He points to Torosay Castle on the Isle of Mull. Until last summer, it was the seat of the Clan Guthrie and a popular tourist attraction. But the laird finally found that he could no longer keep it all going and sold up to a Swiss financier. ‘The first thing that happened? The doors closed and it’s not open to the public any more.’ He says his own numbers are down 20 per cent, thanks to the weather and the economy, while red tape is stifling the heritage trade. ‘You can’t get married in here,’ he says with a laugh, leading me into Newby’s main hall. It has several Chippendale chairs — which were designed for the room — and a fully functioning organ. But it’s off limits because of a painting which features a saint. It’s not immediately obvious, but that constitutes religious symbolism and therefore rules out civil weddings.

‘It would be a serious job moving it,’ he says. ‘We have other rooms people can get married in, but for some historic houses it’s a major problem.’

Newby Hall, near Ripon, is a classic example of the self-sustaining modern stately home. It needs an annual injection of £250,000 just to keep the place and its contents intact. From March to October, it draws 140,000 people through the gates next to the unfeasibly large estate church. This, it turns out, was built as a memorial to a Victorian son of the house who was hacked to death by kidnappers in Greece.

Visitors have the run of 25 acres of celebrated gardens next to the River Ure. They can also walk around a house designed by Sir Christopher Wren and remodelled by Robert Adam. It is such a gem that Simon Jenkins, the chairman of the National Trust, has described Newby as the ‘Jewel of the North’.

It’s not just Jenkins who has found Newby special. While the Grantham title died out, the house passed via the female line to the current owner’s grandfather, Major Edward Compton of the Coldstream Guards, when a mysterious order came through in 1940. Richard Compton still has the letter, on Windsor Castle paper and marked ‘secret’, which was sent to Major Compton by Sir Ulick Alexander, wartime Keeper of the Privy Purse.

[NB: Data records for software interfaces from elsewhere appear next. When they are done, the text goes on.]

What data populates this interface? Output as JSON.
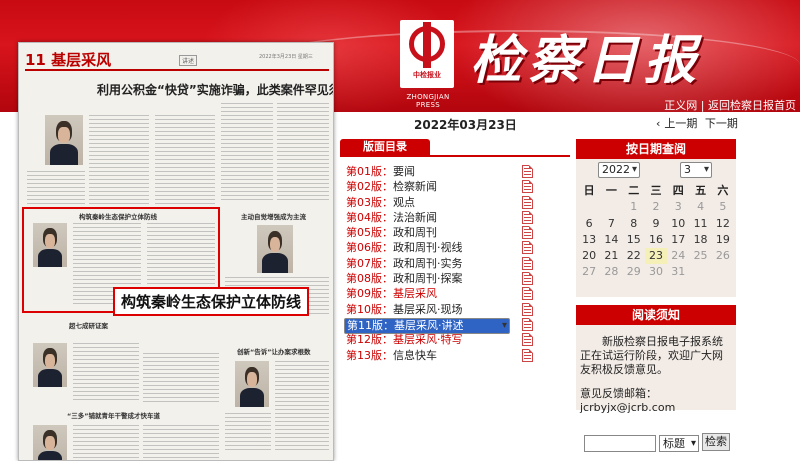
{
  "header": {
    "brand": "检察日报",
    "logo_cn": "中检报业",
    "logo_en": "ZHONGJIAN PRESS",
    "top_links": "正义网 | 返回检察日报首页"
  },
  "paper": {
    "masthead": "11 基层采风",
    "tag": "讲述",
    "pubinfo": "2022年3月23日 星期三",
    "lead_title": "利用公积金“快贷”实施诈骗，此类案件罕见须警惕!",
    "sub_titles": [
      "构筑秦岭生态保护立体防线",
      "主动自觉增强成为主流",
      "超七成研证案",
      "创新“告诉”让办案求根数",
      "“三多”铺就青年干警成才快车道"
    ],
    "callout": "构筑秦岭生态保护立体防线"
  },
  "issue_date": "2022年03月23日",
  "pager": {
    "prev": "上一期",
    "next": "下一期"
  },
  "sections": {
    "header": "版面目录",
    "items": [
      {
        "num": "第01版：",
        "title": "要闻",
        "style": "red-num"
      },
      {
        "num": "第02版：",
        "title": "检察新闻",
        "style": ""
      },
      {
        "num": "第03版：",
        "title": "观点",
        "style": ""
      },
      {
        "num": "第04版：",
        "title": "法治新闻",
        "style": ""
      },
      {
        "num": "第05版：",
        "title": "政和周刊",
        "style": ""
      },
      {
        "num": "第06版：",
        "title": "政和周刊·视线",
        "style": ""
      },
      {
        "num": "第07版：",
        "title": "政和周刊·实务",
        "style": ""
      },
      {
        "num": "第08版：",
        "title": "政和周刊·探案",
        "style": ""
      },
      {
        "num": "第09版：",
        "title": "基层采风",
        "style": "red"
      },
      {
        "num": "第10版：",
        "title": "基层采风·现场",
        "style": ""
      },
      {
        "num": "第11版：",
        "title": "基层采风·讲述",
        "style": "selected"
      },
      {
        "num": "第12版：",
        "title": "基层采风·特写",
        "style": "red"
      },
      {
        "num": "第13版：",
        "title": "信息快车",
        "style": ""
      }
    ]
  },
  "calendar": {
    "header": "按日期查阅",
    "year": "2022",
    "month": "3",
    "weekdays": [
      "日",
      "一",
      "二",
      "三",
      "四",
      "五",
      "六"
    ],
    "days": [
      {
        "d": "",
        "c": ""
      },
      {
        "d": "",
        "c": ""
      },
      {
        "d": "1",
        "c": "gray"
      },
      {
        "d": "2",
        "c": "gray"
      },
      {
        "d": "3",
        "c": "gray"
      },
      {
        "d": "4",
        "c": "gray"
      },
      {
        "d": "5",
        "c": "gray"
      },
      {
        "d": "6",
        "c": ""
      },
      {
        "d": "7",
        "c": ""
      },
      {
        "d": "8",
        "c": ""
      },
      {
        "d": "9",
        "c": ""
      },
      {
        "d": "10",
        "c": ""
      },
      {
        "d": "11",
        "c": ""
      },
      {
        "d": "12",
        "c": ""
      },
      {
        "d": "13",
        "c": ""
      },
      {
        "d": "14",
        "c": ""
      },
      {
        "d": "15",
        "c": ""
      },
      {
        "d": "16",
        "c": ""
      },
      {
        "d": "17",
        "c": ""
      },
      {
        "d": "18",
        "c": ""
      },
      {
        "d": "19",
        "c": ""
      },
      {
        "d": "20",
        "c": ""
      },
      {
        "d": "21",
        "c": ""
      },
      {
        "d": "22",
        "c": ""
      },
      {
        "d": "23",
        "c": "today"
      },
      {
        "d": "24",
        "c": "gray"
      },
      {
        "d": "25",
        "c": "gray"
      },
      {
        "d": "26",
        "c": "gray"
      },
      {
        "d": "27",
        "c": "gray"
      },
      {
        "d": "28",
        "c": "gray"
      },
      {
        "d": "29",
        "c": "gray"
      },
      {
        "d": "30",
        "c": "gray"
      },
      {
        "d": "31",
        "c": "gray"
      },
      {
        "d": "",
        "c": ""
      },
      {
        "d": "",
        "c": ""
      }
    ]
  },
  "notice": {
    "header": "阅读须知",
    "body": "新版检察日报电子报系统正在试运行阶段，欢迎广大网友积极反馈意见。",
    "email": "意见反馈邮箱：jcrbyjx@jcrb.com"
  },
  "search": {
    "type": "标题",
    "button": "检索"
  },
  "colors": {
    "brand_red": "#c80a12",
    "selected_blue": "#2f64c5",
    "panel_bg": "#f3ece6"
  }
}
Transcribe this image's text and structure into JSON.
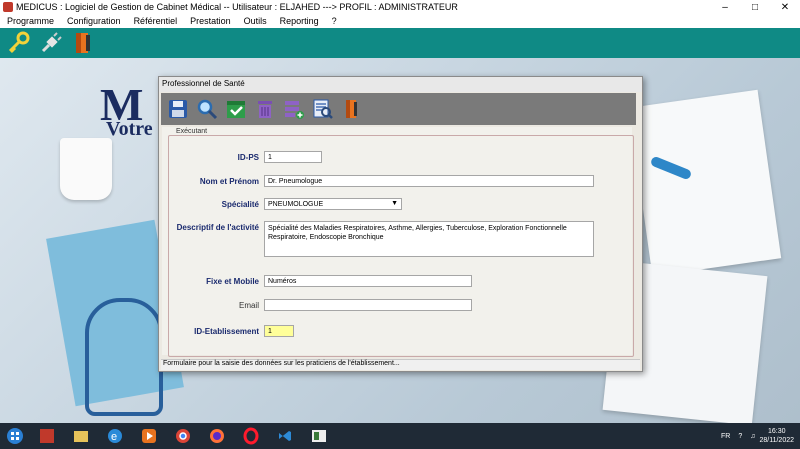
{
  "window": {
    "title": "MEDICUS : Logiciel de Gestion de Cabinet Médical -- Utilisateur : ELJAHED ---> PROFIL : ADMINISTRATEUR"
  },
  "menu": [
    "Programme",
    "Configuration",
    "Référentiel",
    "Prestation",
    "Outils",
    "Reporting",
    "?"
  ],
  "toolbar_icons": [
    "key-icon",
    "plug-icon",
    "exit-door-icon"
  ],
  "background": {
    "logo": "M",
    "logo_sub": "Votre"
  },
  "dialog": {
    "title": "Professionnel de Santé",
    "toolbar_icons": [
      "save-icon",
      "search-icon",
      "validate-icon",
      "delete-icon",
      "add-list-icon",
      "view-list-icon",
      "exit-door-icon"
    ],
    "section": "Exécutant",
    "fields": {
      "id_ps": {
        "label": "ID-PS",
        "value": "1"
      },
      "nom": {
        "label": "Nom et Prénom",
        "value": "Dr. Pneumologue"
      },
      "specialite": {
        "label": "Spécialité",
        "value": "PNEUMOLOGUE"
      },
      "descriptif": {
        "label": "Descriptif de l'activité",
        "value": "Spécialité des Maladies Respiratoires, Asthme, Allergies, Tuberculose, Exploration Fonctionnelle Respiratoire, Endoscopie Bronchique"
      },
      "telephone": {
        "label": "Fixe et Mobile",
        "value": "Numéros"
      },
      "email": {
        "label": "Email",
        "value": ""
      },
      "id_etab": {
        "label": "ID-Etablissement",
        "value": "1"
      }
    },
    "status": "Formulaire pour la saisie des données sur les praticiens de l'établissement..."
  },
  "taskbar": {
    "tray_lang": "FR",
    "time": "16:30",
    "date": "28/11/2022"
  },
  "colors": {
    "teal": "#0f8a85",
    "label_blue": "#1a2a6e",
    "taskbar": "#1f2a36"
  }
}
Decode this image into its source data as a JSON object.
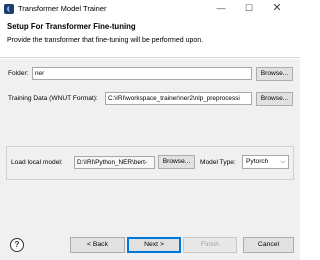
{
  "window": {
    "title": "Transformer Model Trainer",
    "minimize": "—",
    "maximize": "☐",
    "close": "✕"
  },
  "header": {
    "title": "Setup For Transformer Fine-tuning",
    "description": "Provide the transformer that fine-tuning will be performed upon."
  },
  "form": {
    "folder_label": "Folder:",
    "folder_value": "ner",
    "folder_browse": "Browse...",
    "training_label": "Training Data (WNUT Format):",
    "training_value": "C:\\IRI\\workspace_trainer\\ner2\\nlp_preprocessi",
    "training_browse": "Browse...",
    "local_model_label": "Load local model:",
    "local_model_value": "D:\\IRI\\Python_NER\\bert-",
    "local_model_browse": "Browse...",
    "model_type_label": "Model Type:",
    "model_type_value": "Pytorch"
  },
  "footer": {
    "help": "?",
    "back": "< Back",
    "next": "Next >",
    "finish": "Finish",
    "cancel": "Cancel"
  }
}
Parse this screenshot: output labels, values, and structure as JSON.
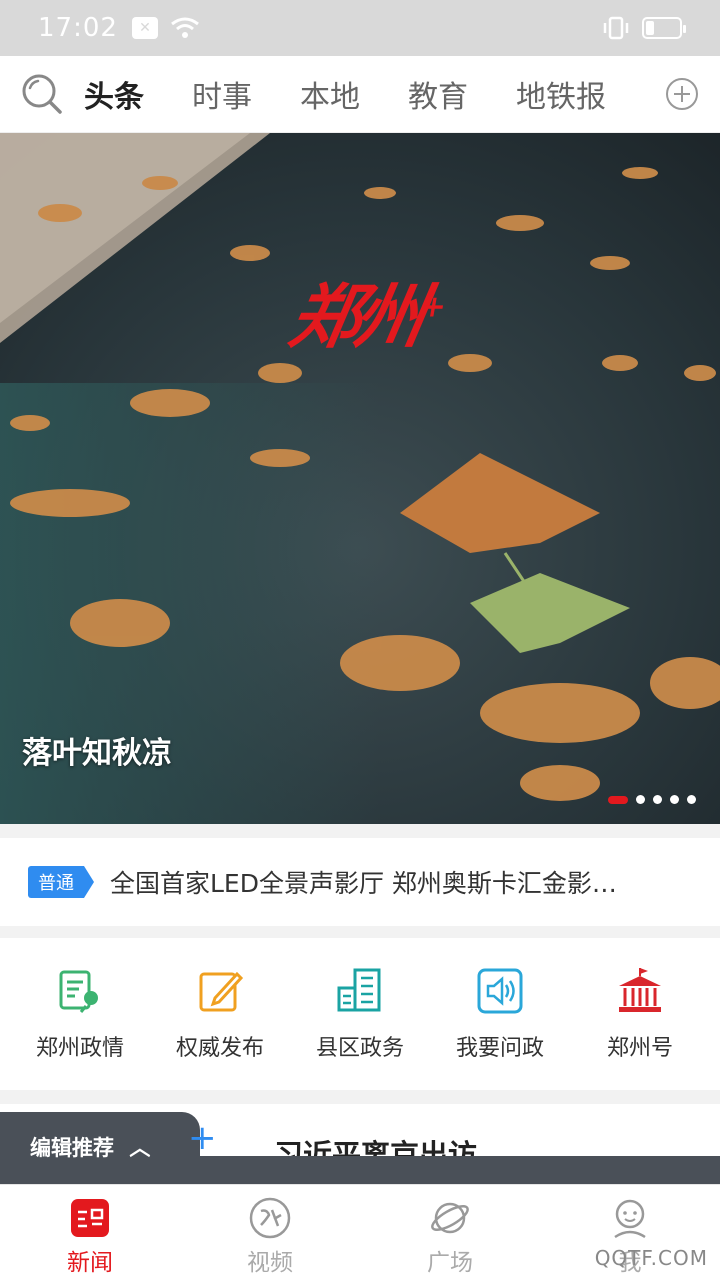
{
  "status_bar": {
    "time": "17:02"
  },
  "top_nav": {
    "tabs": [
      "头条",
      "时事",
      "本地",
      "教育",
      "地铁报"
    ]
  },
  "hero": {
    "caption": "落叶知秋凉",
    "logo_text": "郑州",
    "logo_plus": "+",
    "slide_count": 5,
    "active_slide": 1
  },
  "ticker": {
    "tag": "普通",
    "text": "全国首家LED全景声影厅 郑州奥斯卡汇金影…"
  },
  "quick_links": [
    {
      "label": "郑州政情",
      "icon": "microphone-doc-icon"
    },
    {
      "label": "权威发布",
      "icon": "edit-icon"
    },
    {
      "label": "县区政务",
      "icon": "building-icon"
    },
    {
      "label": "我要问政",
      "icon": "speaker-icon"
    },
    {
      "label": "郑州号",
      "icon": "hall-icon"
    }
  ],
  "editor": {
    "tab_label": "编辑推荐",
    "headline": "习近平离京出访"
  },
  "bottom_nav": [
    {
      "label": "新闻",
      "icon": "news-icon",
      "active": true
    },
    {
      "label": "视频",
      "icon": "video-icon",
      "active": false
    },
    {
      "label": "广场",
      "icon": "planet-icon",
      "active": false
    },
    {
      "label": "我",
      "icon": "user-icon",
      "active": false
    }
  ],
  "watermark": "QQTF.COM",
  "colors": {
    "accent": "#e3191e",
    "blue": "#2f8cf0",
    "dark_tab": "#4a5058"
  }
}
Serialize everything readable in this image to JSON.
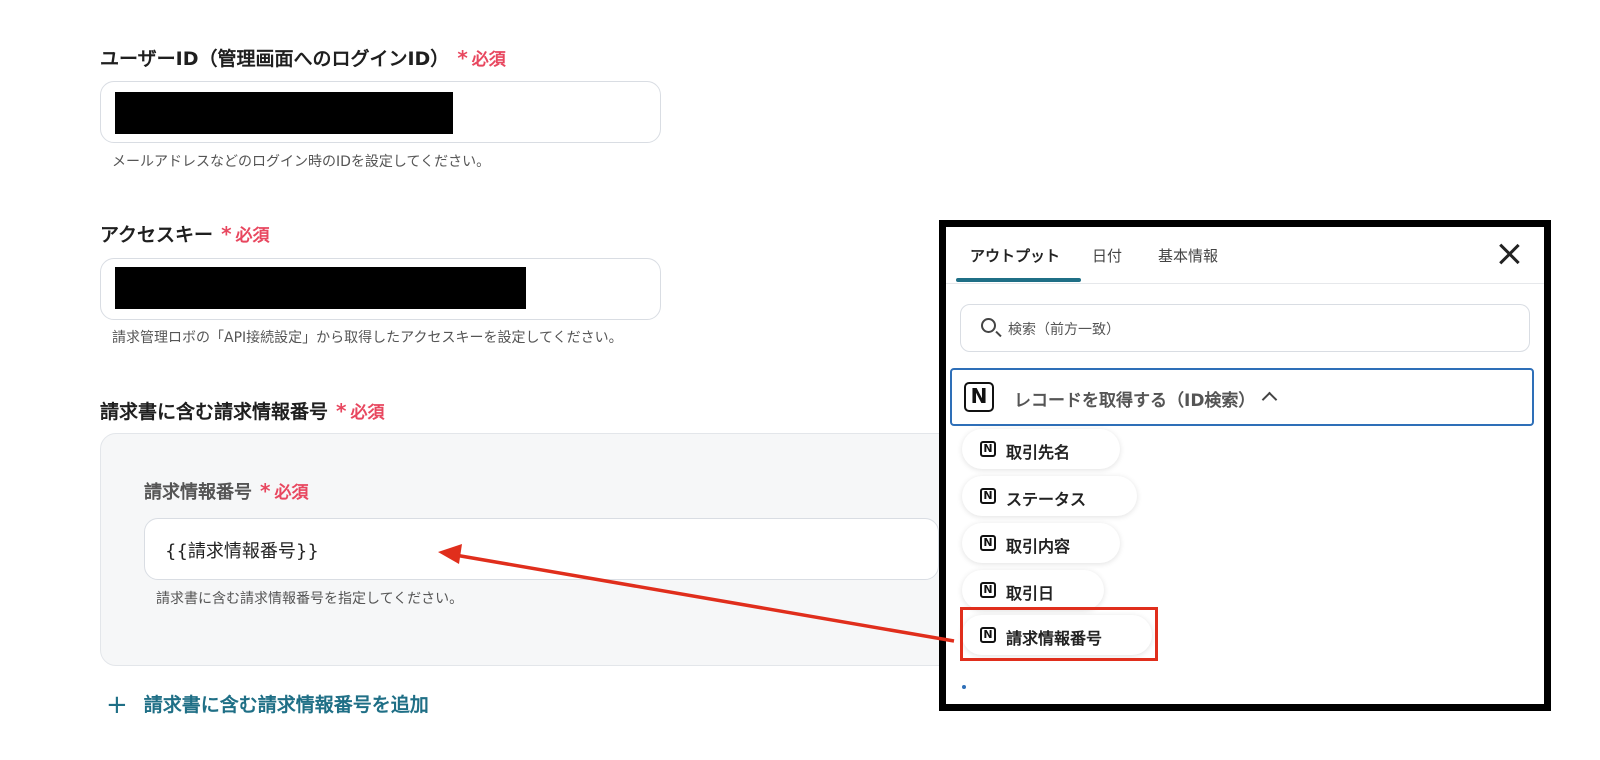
{
  "fields": {
    "user_id": {
      "label": "ユーザーID（管理画面へのログインID）",
      "required": "必須",
      "hint": "メールアドレスなどのログイン時のIDを設定してください。"
    },
    "access_key": {
      "label": "アクセスキー",
      "required": "必須",
      "hint": "請求管理ロボの「API接続設定」から取得したアクセスキーを設定してください。"
    },
    "invoice_group": {
      "label": "請求書に含む請求情報番号",
      "required": "必須"
    },
    "invoice_number": {
      "label": "請求情報番号",
      "required": "必須",
      "value": "{{請求情報番号}}",
      "hint": "請求書に含む請求情報番号を指定してください。"
    },
    "add_link": "請求書に含む請求情報番号を追加"
  },
  "required_star": "*",
  "add_icon": "+",
  "panel": {
    "tabs": [
      "アウトプット",
      "日付",
      "基本情報"
    ],
    "active_tab": 0,
    "search_placeholder": "検索（前方一致）",
    "section_title": "レコードを取得する（ID検索）",
    "section_icon": "N",
    "items": [
      "取引先名",
      "ステータス",
      "取引内容",
      "取引日",
      "請求情報番号"
    ],
    "highlighted_item": "請求情報番号"
  },
  "colors": {
    "required": "#e8475f",
    "accent": "#1f6f86",
    "highlight": "#e02e1c",
    "section_border": "#2e6fb8"
  }
}
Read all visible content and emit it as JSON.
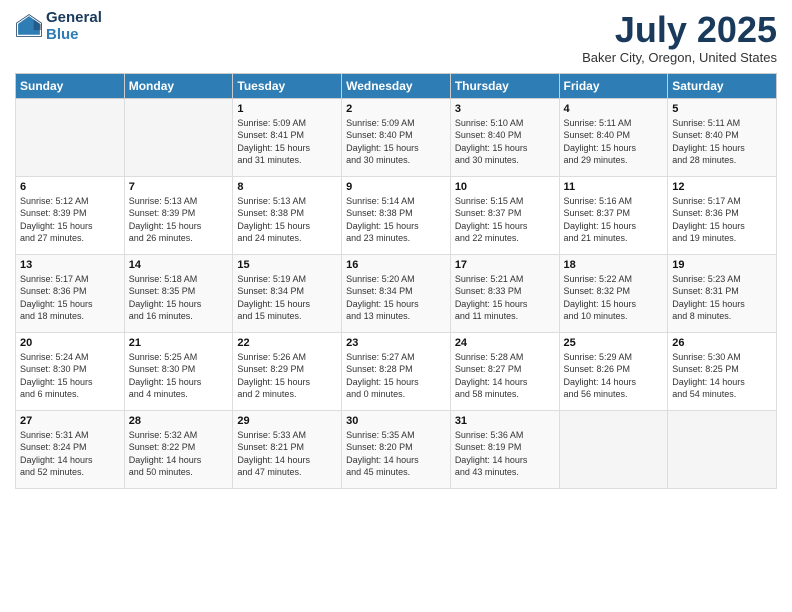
{
  "logo": {
    "general": "General",
    "blue": "Blue"
  },
  "header": {
    "month": "July 2025",
    "location": "Baker City, Oregon, United States"
  },
  "weekdays": [
    "Sunday",
    "Monday",
    "Tuesday",
    "Wednesday",
    "Thursday",
    "Friday",
    "Saturday"
  ],
  "weeks": [
    [
      {
        "day": "",
        "info": ""
      },
      {
        "day": "",
        "info": ""
      },
      {
        "day": "1",
        "info": "Sunrise: 5:09 AM\nSunset: 8:41 PM\nDaylight: 15 hours\nand 31 minutes."
      },
      {
        "day": "2",
        "info": "Sunrise: 5:09 AM\nSunset: 8:40 PM\nDaylight: 15 hours\nand 30 minutes."
      },
      {
        "day": "3",
        "info": "Sunrise: 5:10 AM\nSunset: 8:40 PM\nDaylight: 15 hours\nand 30 minutes."
      },
      {
        "day": "4",
        "info": "Sunrise: 5:11 AM\nSunset: 8:40 PM\nDaylight: 15 hours\nand 29 minutes."
      },
      {
        "day": "5",
        "info": "Sunrise: 5:11 AM\nSunset: 8:40 PM\nDaylight: 15 hours\nand 28 minutes."
      }
    ],
    [
      {
        "day": "6",
        "info": "Sunrise: 5:12 AM\nSunset: 8:39 PM\nDaylight: 15 hours\nand 27 minutes."
      },
      {
        "day": "7",
        "info": "Sunrise: 5:13 AM\nSunset: 8:39 PM\nDaylight: 15 hours\nand 26 minutes."
      },
      {
        "day": "8",
        "info": "Sunrise: 5:13 AM\nSunset: 8:38 PM\nDaylight: 15 hours\nand 24 minutes."
      },
      {
        "day": "9",
        "info": "Sunrise: 5:14 AM\nSunset: 8:38 PM\nDaylight: 15 hours\nand 23 minutes."
      },
      {
        "day": "10",
        "info": "Sunrise: 5:15 AM\nSunset: 8:37 PM\nDaylight: 15 hours\nand 22 minutes."
      },
      {
        "day": "11",
        "info": "Sunrise: 5:16 AM\nSunset: 8:37 PM\nDaylight: 15 hours\nand 21 minutes."
      },
      {
        "day": "12",
        "info": "Sunrise: 5:17 AM\nSunset: 8:36 PM\nDaylight: 15 hours\nand 19 minutes."
      }
    ],
    [
      {
        "day": "13",
        "info": "Sunrise: 5:17 AM\nSunset: 8:36 PM\nDaylight: 15 hours\nand 18 minutes."
      },
      {
        "day": "14",
        "info": "Sunrise: 5:18 AM\nSunset: 8:35 PM\nDaylight: 15 hours\nand 16 minutes."
      },
      {
        "day": "15",
        "info": "Sunrise: 5:19 AM\nSunset: 8:34 PM\nDaylight: 15 hours\nand 15 minutes."
      },
      {
        "day": "16",
        "info": "Sunrise: 5:20 AM\nSunset: 8:34 PM\nDaylight: 15 hours\nand 13 minutes."
      },
      {
        "day": "17",
        "info": "Sunrise: 5:21 AM\nSunset: 8:33 PM\nDaylight: 15 hours\nand 11 minutes."
      },
      {
        "day": "18",
        "info": "Sunrise: 5:22 AM\nSunset: 8:32 PM\nDaylight: 15 hours\nand 10 minutes."
      },
      {
        "day": "19",
        "info": "Sunrise: 5:23 AM\nSunset: 8:31 PM\nDaylight: 15 hours\nand 8 minutes."
      }
    ],
    [
      {
        "day": "20",
        "info": "Sunrise: 5:24 AM\nSunset: 8:30 PM\nDaylight: 15 hours\nand 6 minutes."
      },
      {
        "day": "21",
        "info": "Sunrise: 5:25 AM\nSunset: 8:30 PM\nDaylight: 15 hours\nand 4 minutes."
      },
      {
        "day": "22",
        "info": "Sunrise: 5:26 AM\nSunset: 8:29 PM\nDaylight: 15 hours\nand 2 minutes."
      },
      {
        "day": "23",
        "info": "Sunrise: 5:27 AM\nSunset: 8:28 PM\nDaylight: 15 hours\nand 0 minutes."
      },
      {
        "day": "24",
        "info": "Sunrise: 5:28 AM\nSunset: 8:27 PM\nDaylight: 14 hours\nand 58 minutes."
      },
      {
        "day": "25",
        "info": "Sunrise: 5:29 AM\nSunset: 8:26 PM\nDaylight: 14 hours\nand 56 minutes."
      },
      {
        "day": "26",
        "info": "Sunrise: 5:30 AM\nSunset: 8:25 PM\nDaylight: 14 hours\nand 54 minutes."
      }
    ],
    [
      {
        "day": "27",
        "info": "Sunrise: 5:31 AM\nSunset: 8:24 PM\nDaylight: 14 hours\nand 52 minutes."
      },
      {
        "day": "28",
        "info": "Sunrise: 5:32 AM\nSunset: 8:22 PM\nDaylight: 14 hours\nand 50 minutes."
      },
      {
        "day": "29",
        "info": "Sunrise: 5:33 AM\nSunset: 8:21 PM\nDaylight: 14 hours\nand 47 minutes."
      },
      {
        "day": "30",
        "info": "Sunrise: 5:35 AM\nSunset: 8:20 PM\nDaylight: 14 hours\nand 45 minutes."
      },
      {
        "day": "31",
        "info": "Sunrise: 5:36 AM\nSunset: 8:19 PM\nDaylight: 14 hours\nand 43 minutes."
      },
      {
        "day": "",
        "info": ""
      },
      {
        "day": "",
        "info": ""
      }
    ]
  ]
}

Newby had been earmarked as a royal bolthole by the ‘Coats Mission’, a small unit led by a fellow Coldstream Guards officer, Major James Coats MC. His task was to keep the royal family out of enemy hands in the event of a German invasion and he picked three country houses as emergency seats of state to fall back on, one by one, in the event of invasion. The first was Madresfield Court in Worcestershire, the second was Pitchford Hall in Shropshire and the last was Newby.

In the event, the royal family never left Windsor, but the Queen Mother, a family friend, would visit Newby many times, always staying in the South Bedroom in a Chippendale four-poster. The guidebook makes no reference to this. ‘We like to keep things understated here,’ explains Compton with a smile. Similarly, there is no mention of Newby’s uncanny likeness to Downton Abbey. In the series, the characters are always doing things in Ripon or visiting Easingwold or Thirsk or Skelton — all places around Newby Hall. Skelton is the estate village. Shortly before filming started on the first series, Julian Fellowes and the Downton team came to inspect Newby as a potential location before settling on the Home Counties convenience of Highclere Castle.

But Lord Fellowes says this is all just a ‘spooky coincidence’. He pays tribute to the beauty of Newby Hall — ‘one of my favourite houses in Yorkshire’ — but insists that Downton’s Yorkshire credentials are rooted in his own childhood memories of the county. As for calling his main character Lord Grantham, he says he chose the name long before he knew that it had ever existed.

Mr Compton has no quarrel with this and not just because Lord Fellowes belongs to the HHA. His members may have been through a lousy period, but one of the few up sides has been the Downton effect: ‘Downton has done us all a great service because it’s reminding people about our heritage. It’s bringing history to light.’

Robert Hardman writes for the Daily Mail.